So, we started our day yesterday tending to some of that. It left me raw but also lighter. So what did I do? Yes, you may have guessed it… I’m not an overachiever. I’m an excellent avoider.

So, I made lists in my mind (always the first sign my thinking’s going awry) and within hours felt lost and without any space or meaning. Yeah, that sucks. So I made my plan: grocery, eat, brush dog, yoga. Grocery & eat: check.  Pet Hank: break down. Ahhhhh! progress. She realizes she’s raw, she releases and recognizes. She is learning! (Thanks, Hank.)

She makes an appointment at the local massage school for a massage (lovely). She does yoga (feels great). She teaches (such wonderful people at class!).

Back to home with strong, wonderful, attentive, tender Hubby.  Some cobwebs cleared. Imagination was indeed the way out. Some Tapas, some Saucha, some Satya, then trust and process (Ishvara Pranidanani). Ahhhhhhhh.

The Eight Limbs (Ashta – anga)

from Rolf Gates’ Meditations from the Mat:

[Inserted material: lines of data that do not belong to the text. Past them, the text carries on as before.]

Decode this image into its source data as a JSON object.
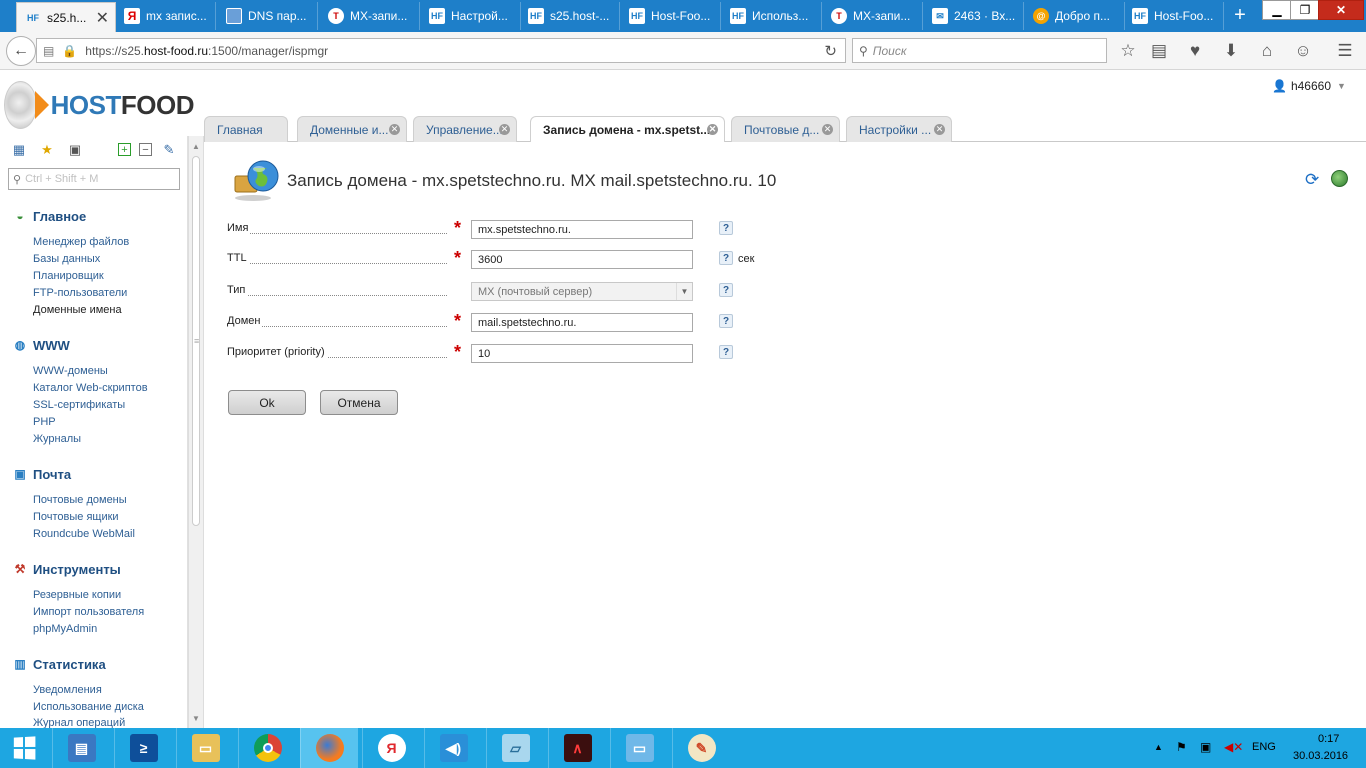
{
  "browser": {
    "tabs": [
      {
        "label": "s25.h...",
        "icon": "hf",
        "active": true
      },
      {
        "label": "mx запис...",
        "icon": "yandex"
      },
      {
        "label": "DNS пар...",
        "icon": "dns"
      },
      {
        "label": "МХ-запи...",
        "icon": "mx"
      },
      {
        "label": "Настрой...",
        "icon": "hf"
      },
      {
        "label": "s25.host-...",
        "icon": "hf"
      },
      {
        "label": "Host-Foo...",
        "icon": "hf"
      },
      {
        "label": "Использ...",
        "icon": "hf"
      },
      {
        "label": "МХ-запи...",
        "icon": "mx"
      },
      {
        "label": "2463 · Вх...",
        "icon": "mail"
      },
      {
        "label": "Добро п...",
        "icon": "ok"
      },
      {
        "label": "Host-Foo...",
        "icon": "hf"
      }
    ],
    "new_tab": "+",
    "url_prefix": "https://s25.",
    "url_host": "host-food.ru",
    "url_rest": ":1500/manager/ispmgr",
    "search_placeholder": "Поиск"
  },
  "header": {
    "logo_host": "HOST",
    "logo_food": "FOOD",
    "username": "h46660"
  },
  "app_tabs": [
    {
      "label": "Главная",
      "closable": false
    },
    {
      "label": "Доменные и...",
      "closable": true
    },
    {
      "label": "Управление...",
      "closable": true
    },
    {
      "label": "Запись домена - mx.spetst...",
      "closable": true,
      "active": true
    },
    {
      "label": "Почтовые д...",
      "closable": true
    },
    {
      "label": "Настройки ...",
      "closable": true
    }
  ],
  "sidebar": {
    "search_placeholder": "Ctrl + Shift + M",
    "sections": [
      {
        "title": "Главное",
        "items": [
          "Менеджер файлов",
          "Базы данных",
          "Планировщик",
          "FTP-пользователи",
          "Доменные имена"
        ]
      },
      {
        "title": "WWW",
        "items": [
          "WWW-домены",
          "Каталог Web-скриптов",
          "SSL-сертификаты",
          "PHP",
          "Журналы"
        ]
      },
      {
        "title": "Почта",
        "items": [
          "Почтовые домены",
          "Почтовые ящики",
          "Roundcube WebMail"
        ]
      },
      {
        "title": "Инструменты",
        "items": [
          "Резервные копии",
          "Импорт пользователя",
          "phpMyAdmin"
        ]
      },
      {
        "title": "Статистика",
        "items": [
          "Уведомления",
          "Использование диска",
          "Журнал операций"
        ]
      }
    ],
    "current_item": "Доменные имена"
  },
  "form": {
    "title": "Запись домена - mx.spetstechno.ru. MX mail.spetstechno.ru. 10",
    "fields": {
      "name": {
        "label": "Имя",
        "value": "mx.spetstechno.ru."
      },
      "ttl": {
        "label": "TTL",
        "value": "3600",
        "unit": "сек"
      },
      "type": {
        "label": "Тип",
        "value": "MX (почтовый сервер)"
      },
      "domain": {
        "label": "Домен",
        "value": "mail.spetstechno.ru."
      },
      "priority": {
        "label": "Приоритет (priority)",
        "value": "10"
      }
    },
    "help_glyph": "?",
    "ok_label": "Ok",
    "cancel_label": "Отмена"
  },
  "taskbar": {
    "lang": "ENG",
    "time": "0:17",
    "date": "30.03.2016"
  },
  "colors": {
    "browser_chrome": "#1e7fc9",
    "taskbar": "#1ea6e1",
    "link": "#2e5f94",
    "required": "#cc0000"
  }
}
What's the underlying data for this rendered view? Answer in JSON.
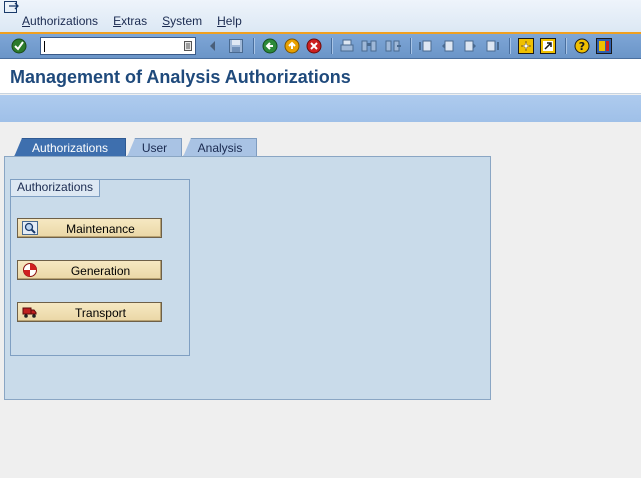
{
  "menu": {
    "items": [
      "Authorizations",
      "Extras",
      "System",
      "Help"
    ]
  },
  "toolbar": {
    "command_field_value": "",
    "icons": [
      "enter-icon",
      "save-icon",
      "back-icon",
      "exit-icon",
      "cancel-icon",
      "print-icon",
      "find-icon",
      "find-next-icon",
      "first-page-icon",
      "previous-page-icon",
      "next-page-icon",
      "last-page-icon",
      "create-session-icon",
      "shortcut-icon",
      "help-icon",
      "layout-menu-icon"
    ]
  },
  "title": "Management of Analysis Authorizations",
  "tabs": [
    {
      "label": "Authorizations",
      "active": true
    },
    {
      "label": "User",
      "active": false
    },
    {
      "label": "Analysis",
      "active": false
    }
  ],
  "group": {
    "title": "Authorizations",
    "buttons": [
      {
        "label": "Maintenance",
        "icon": "magnifier-icon"
      },
      {
        "label": "Generation",
        "icon": "generate-icon"
      },
      {
        "label": "Transport",
        "icon": "truck-icon"
      }
    ]
  },
  "colors": {
    "toolbar": "#7ea6d6",
    "title_text": "#1f4a7c",
    "tab_active": "#3e6fae",
    "panel": "#c9dbea",
    "button": "#f0e0b5",
    "menu_underline": "#f0a020"
  }
}
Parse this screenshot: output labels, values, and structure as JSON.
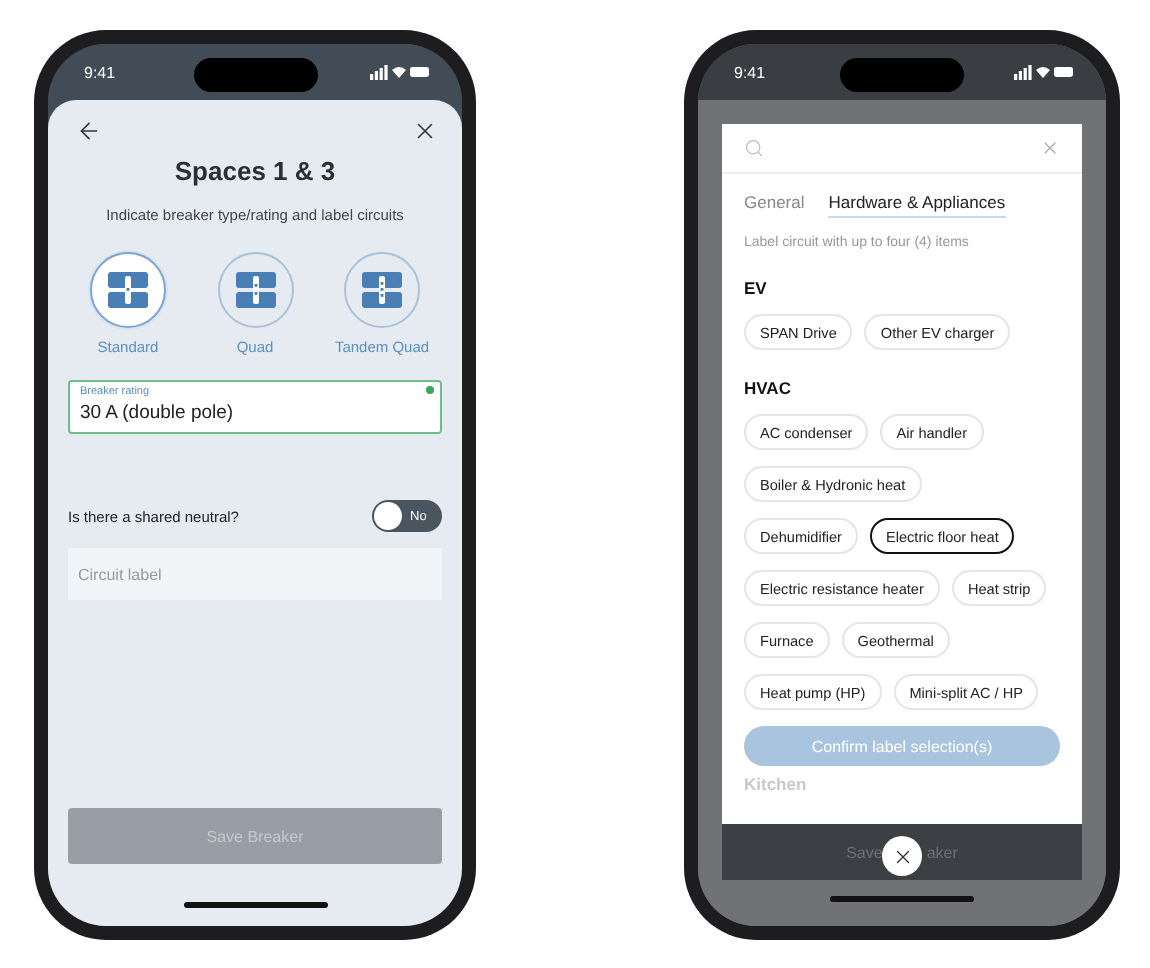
{
  "left_screen": {
    "status_time": "9:41",
    "title": "Spaces 1 & 3",
    "subtitle": "Indicate breaker type/rating and label circuits",
    "breaker_types": [
      {
        "label": "Standard",
        "kind": "standard",
        "selected": true
      },
      {
        "label": "Quad",
        "kind": "quad",
        "selected": false
      },
      {
        "label": "Tandem Quad",
        "kind": "tandem",
        "selected": false
      }
    ],
    "rating_field": {
      "label": "Breaker rating",
      "value": "30 A (double pole)",
      "valid": true
    },
    "shared_neutral": {
      "question": "Is there a shared neutral?",
      "on": false,
      "state_label": "No"
    },
    "circuit_label": {
      "placeholder": "Circuit label"
    },
    "save_button": {
      "label": "Save Breaker",
      "disabled": true
    }
  },
  "right_screen": {
    "status_time": "9:41",
    "tabs": [
      {
        "label": "General",
        "selected": false
      },
      {
        "label": "Hardware & Appliances",
        "selected": true
      }
    ],
    "hint": "Label circuit with up to four (4) items",
    "groups": [
      {
        "heading": "EV",
        "chip_rows": [
          [
            {
              "label": "SPAN Drive",
              "selected": false
            },
            {
              "label": "Other EV charger",
              "selected": false
            }
          ]
        ]
      },
      {
        "heading": "HVAC",
        "chip_rows": [
          [
            {
              "label": "AC condenser",
              "selected": false
            },
            {
              "label": "Air handler",
              "selected": false
            }
          ],
          [
            {
              "label": "Boiler & Hydronic heat",
              "selected": false
            }
          ],
          [
            {
              "label": "Dehumidifier",
              "selected": false
            },
            {
              "label": "Electric floor heat",
              "selected": true
            }
          ],
          [
            {
              "label": "Electric resistance heater",
              "selected": false
            },
            {
              "label": "Heat strip",
              "selected": false
            }
          ],
          [
            {
              "label": "Furnace",
              "selected": false
            },
            {
              "label": "Geothermal",
              "selected": false
            }
          ],
          [
            {
              "label": "Heat pump (HP)",
              "selected": false
            },
            {
              "label": "Mini-split AC / HP",
              "selected": false
            }
          ]
        ]
      }
    ],
    "confirm_button": {
      "label": "Confirm label selection(s)"
    },
    "next_heading": "Kitchen",
    "covered_button_parts": [
      "Save",
      "aker"
    ]
  }
}
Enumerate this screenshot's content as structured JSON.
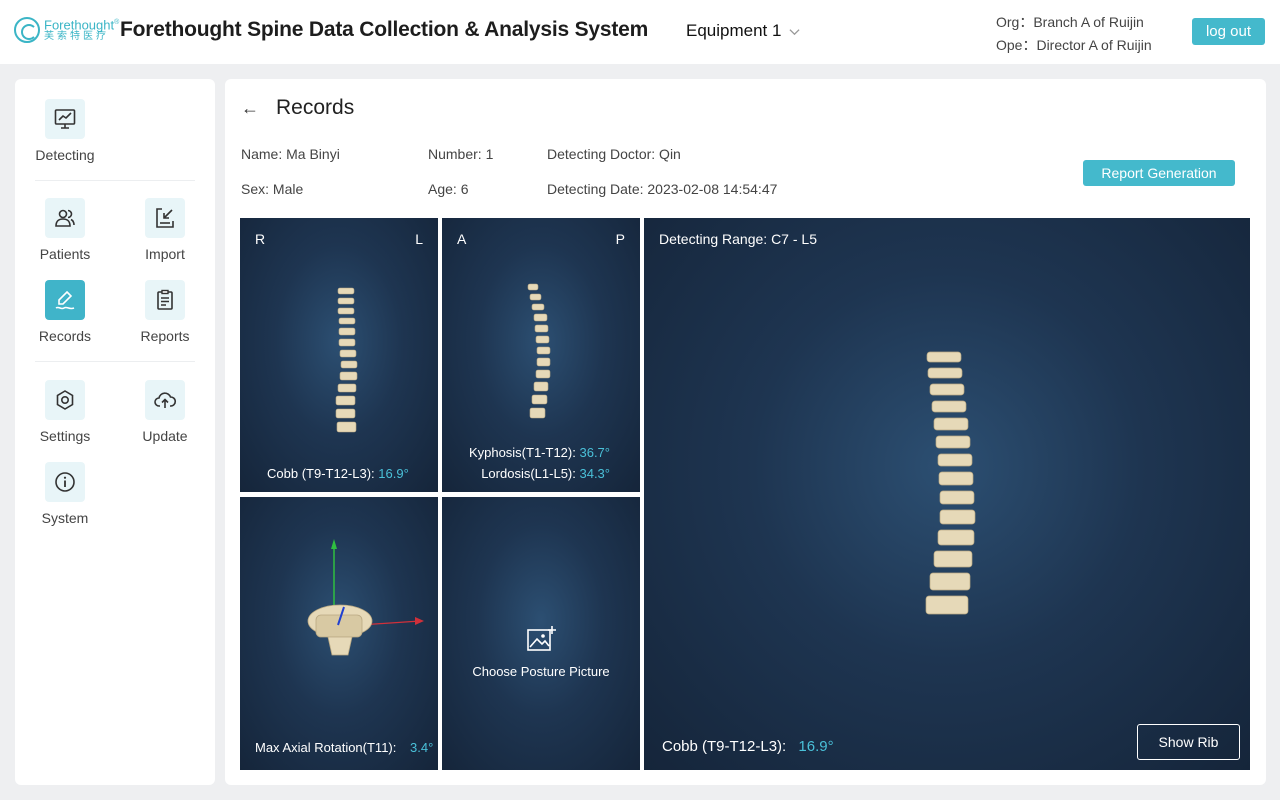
{
  "header": {
    "logo_en": "Forethought",
    "logo_cn": "芙索特医疗",
    "title": "Forethought Spine Data Collection & Analysis System",
    "equipment": "Equipment 1",
    "org": "Org：Branch A of Ruijin",
    "ope": "Ope：Director A of Ruijin",
    "logout_label": "log out"
  },
  "sidebar": {
    "detecting": "Detecting",
    "patients": "Patients",
    "import": "Import",
    "records": "Records",
    "reports": "Reports",
    "settings": "Settings",
    "update": "Update",
    "system": "System"
  },
  "page": {
    "back": "←",
    "title": "Records",
    "report_button": "Report Generation"
  },
  "patient": {
    "name": "Name: Ma Binyi",
    "number": "Number: 1",
    "doctor": "Detecting Doctor: Qin",
    "sex": "Sex: Male",
    "age": "Age: 6",
    "date": "Detecting Date: 2023-02-08 14:54:47"
  },
  "panels": {
    "coronal": {
      "left": "R",
      "right": "L",
      "label": "Cobb (T9-T12-L3):",
      "value": "16.9°"
    },
    "sagittal": {
      "left": "A",
      "right": "P",
      "kyphosis_label": "Kyphosis(T1-T12):",
      "kyphosis_value": "36.7°",
      "lordosis_label": "Lordosis(L1-L5):",
      "lordosis_value": "34.3°"
    },
    "rotation": {
      "label": "Max Axial Rotation(T11):",
      "value": "3.4°"
    },
    "posture": {
      "label": "Choose Posture Picture"
    },
    "main": {
      "range": "Detecting Range: C7 - L5",
      "label": "Cobb (T9-T12-L3):",
      "value": "16.9°",
      "show_rib": "Show Rib"
    }
  },
  "colors": {
    "accent": "#44b9cc",
    "panel_dark": "#1e3551",
    "value_blue": "#4ac0d8"
  }
}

In fact, we take up all the limbs together. As the line in the Eagles song goes, we do everything all the time…. Our yoga practice makes this possible. Each time we come to the mat, we have an opportunity to work the entire path, moment by moment…. Our bodies, our breath, our minds, and our choices are being refined in the laboratory that is our yoga mat.” (p. 6)

“The real payoff of a yoga practice … is not a perfect handstand or a deeper forward bend – it is the newly born self that each day steps of the yoga mat and back into life.” (xvii)

(thanks Zazazu for listing this book!)


Thank you. Thank you to this space, the people who make it possible and to this community of writers. Becoming a little part of this has helped me remeber that all the diverse moments, experiences, interactions are part of a whole fabric, and this makes each one of them more beautiful.

Meaning seems to grow from connection. Connection seems to rescue what alone is ugly or small and reveal it as a growing living part of changing, morphing, whole. The connection changes a sharp, misshapen remnant of glass or pottery into a window onto light and color, an integral part of the luminous universe.


We are one another’s mirrors. The depth of Spirit expressed through our looking is dependent on the quality of our gaze. This is how Spirit depends on each of us: to see (and enjoy!) Itself. Spirit just is the mutual gaze raised to the level of awareness.


The struggle to maintain equanimity throughout all seemingly opposing forces (life!) is easier to witness with a little bit of asana practice sprinkled in every day.